[Entries from a dataset of interfaces]
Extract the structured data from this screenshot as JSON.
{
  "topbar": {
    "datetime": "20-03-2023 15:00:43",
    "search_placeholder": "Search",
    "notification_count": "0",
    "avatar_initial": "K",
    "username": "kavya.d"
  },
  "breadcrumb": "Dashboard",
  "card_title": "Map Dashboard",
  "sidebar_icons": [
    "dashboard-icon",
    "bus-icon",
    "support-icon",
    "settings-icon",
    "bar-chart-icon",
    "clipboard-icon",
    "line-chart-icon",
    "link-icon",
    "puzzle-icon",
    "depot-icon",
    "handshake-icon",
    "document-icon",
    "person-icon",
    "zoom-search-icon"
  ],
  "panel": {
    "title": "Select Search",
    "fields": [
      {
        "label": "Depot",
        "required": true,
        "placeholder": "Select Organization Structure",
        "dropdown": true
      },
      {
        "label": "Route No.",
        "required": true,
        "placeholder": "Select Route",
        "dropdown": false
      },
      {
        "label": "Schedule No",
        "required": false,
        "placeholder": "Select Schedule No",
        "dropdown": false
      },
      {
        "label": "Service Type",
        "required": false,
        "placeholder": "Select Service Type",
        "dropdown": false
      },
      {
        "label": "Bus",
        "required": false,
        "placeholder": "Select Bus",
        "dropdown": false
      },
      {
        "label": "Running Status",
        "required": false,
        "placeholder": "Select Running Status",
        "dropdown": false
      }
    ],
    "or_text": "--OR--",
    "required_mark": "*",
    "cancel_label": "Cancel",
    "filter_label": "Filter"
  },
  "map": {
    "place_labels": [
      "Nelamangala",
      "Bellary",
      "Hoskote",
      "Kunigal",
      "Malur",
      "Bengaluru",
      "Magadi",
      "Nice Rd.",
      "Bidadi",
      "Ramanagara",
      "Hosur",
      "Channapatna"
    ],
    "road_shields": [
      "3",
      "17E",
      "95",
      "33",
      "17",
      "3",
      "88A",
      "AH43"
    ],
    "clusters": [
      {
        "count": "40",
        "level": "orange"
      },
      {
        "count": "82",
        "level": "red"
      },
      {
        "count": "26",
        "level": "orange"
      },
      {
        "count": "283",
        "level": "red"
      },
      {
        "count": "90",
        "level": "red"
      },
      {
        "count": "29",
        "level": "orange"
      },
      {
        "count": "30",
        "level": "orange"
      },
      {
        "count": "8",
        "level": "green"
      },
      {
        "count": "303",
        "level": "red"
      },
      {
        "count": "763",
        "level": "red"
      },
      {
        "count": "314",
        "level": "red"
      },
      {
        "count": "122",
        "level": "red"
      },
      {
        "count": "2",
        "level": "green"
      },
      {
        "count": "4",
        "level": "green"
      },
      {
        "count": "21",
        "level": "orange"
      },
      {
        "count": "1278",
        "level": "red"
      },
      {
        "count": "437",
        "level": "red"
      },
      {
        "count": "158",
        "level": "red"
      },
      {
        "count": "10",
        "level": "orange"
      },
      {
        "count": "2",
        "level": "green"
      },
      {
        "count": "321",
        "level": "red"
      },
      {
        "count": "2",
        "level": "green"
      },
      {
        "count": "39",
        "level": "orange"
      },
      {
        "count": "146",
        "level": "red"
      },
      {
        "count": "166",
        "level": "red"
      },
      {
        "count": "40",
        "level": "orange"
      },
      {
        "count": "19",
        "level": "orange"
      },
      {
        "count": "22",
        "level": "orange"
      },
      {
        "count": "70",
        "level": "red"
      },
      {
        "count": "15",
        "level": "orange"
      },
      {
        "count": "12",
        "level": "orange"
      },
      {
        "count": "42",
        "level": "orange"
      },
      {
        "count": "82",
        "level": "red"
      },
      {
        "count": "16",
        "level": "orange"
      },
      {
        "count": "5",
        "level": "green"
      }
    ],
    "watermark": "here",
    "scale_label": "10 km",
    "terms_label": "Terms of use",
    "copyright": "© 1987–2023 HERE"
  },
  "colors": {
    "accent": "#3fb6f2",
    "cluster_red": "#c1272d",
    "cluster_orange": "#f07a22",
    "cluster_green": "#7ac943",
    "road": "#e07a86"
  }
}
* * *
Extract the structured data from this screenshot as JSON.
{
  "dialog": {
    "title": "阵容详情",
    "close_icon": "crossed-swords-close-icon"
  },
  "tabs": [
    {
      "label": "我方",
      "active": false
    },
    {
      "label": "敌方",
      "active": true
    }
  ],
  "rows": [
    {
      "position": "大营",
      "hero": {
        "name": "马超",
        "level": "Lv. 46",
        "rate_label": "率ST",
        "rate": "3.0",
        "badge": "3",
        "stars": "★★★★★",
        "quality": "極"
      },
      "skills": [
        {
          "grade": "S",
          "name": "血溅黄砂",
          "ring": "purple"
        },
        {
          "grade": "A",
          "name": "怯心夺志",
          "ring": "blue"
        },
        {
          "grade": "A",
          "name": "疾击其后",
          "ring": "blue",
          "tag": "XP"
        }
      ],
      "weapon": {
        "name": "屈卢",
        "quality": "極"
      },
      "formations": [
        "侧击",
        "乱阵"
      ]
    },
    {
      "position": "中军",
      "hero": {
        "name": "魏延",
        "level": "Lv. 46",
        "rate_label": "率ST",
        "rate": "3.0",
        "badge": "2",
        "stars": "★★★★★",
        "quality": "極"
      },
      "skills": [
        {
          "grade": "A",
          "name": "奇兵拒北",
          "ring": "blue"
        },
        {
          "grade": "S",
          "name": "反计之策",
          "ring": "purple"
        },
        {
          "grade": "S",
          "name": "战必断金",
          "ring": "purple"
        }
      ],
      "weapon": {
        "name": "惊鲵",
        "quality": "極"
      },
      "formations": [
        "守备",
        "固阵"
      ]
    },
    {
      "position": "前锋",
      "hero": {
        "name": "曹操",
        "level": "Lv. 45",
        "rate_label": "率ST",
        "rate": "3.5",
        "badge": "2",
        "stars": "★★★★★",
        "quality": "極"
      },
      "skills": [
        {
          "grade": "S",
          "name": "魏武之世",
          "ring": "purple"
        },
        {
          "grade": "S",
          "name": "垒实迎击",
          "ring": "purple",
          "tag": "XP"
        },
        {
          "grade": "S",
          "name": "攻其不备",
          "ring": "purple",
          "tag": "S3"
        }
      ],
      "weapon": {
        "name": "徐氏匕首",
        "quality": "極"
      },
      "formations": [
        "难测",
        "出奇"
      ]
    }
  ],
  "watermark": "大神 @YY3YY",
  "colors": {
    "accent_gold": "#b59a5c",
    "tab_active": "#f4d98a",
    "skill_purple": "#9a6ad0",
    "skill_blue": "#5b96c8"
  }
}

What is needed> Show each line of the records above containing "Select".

Answer space>
    "title": "Select Search",
        "placeholder": "Select Organization Structure",
        "placeholder": "Select Route",
        "placeholder": "Select Schedule No",
        "placeholder": "Select Service Type",
        "placeholder": "Select Bus",
        "placeholder": "Select Running Status",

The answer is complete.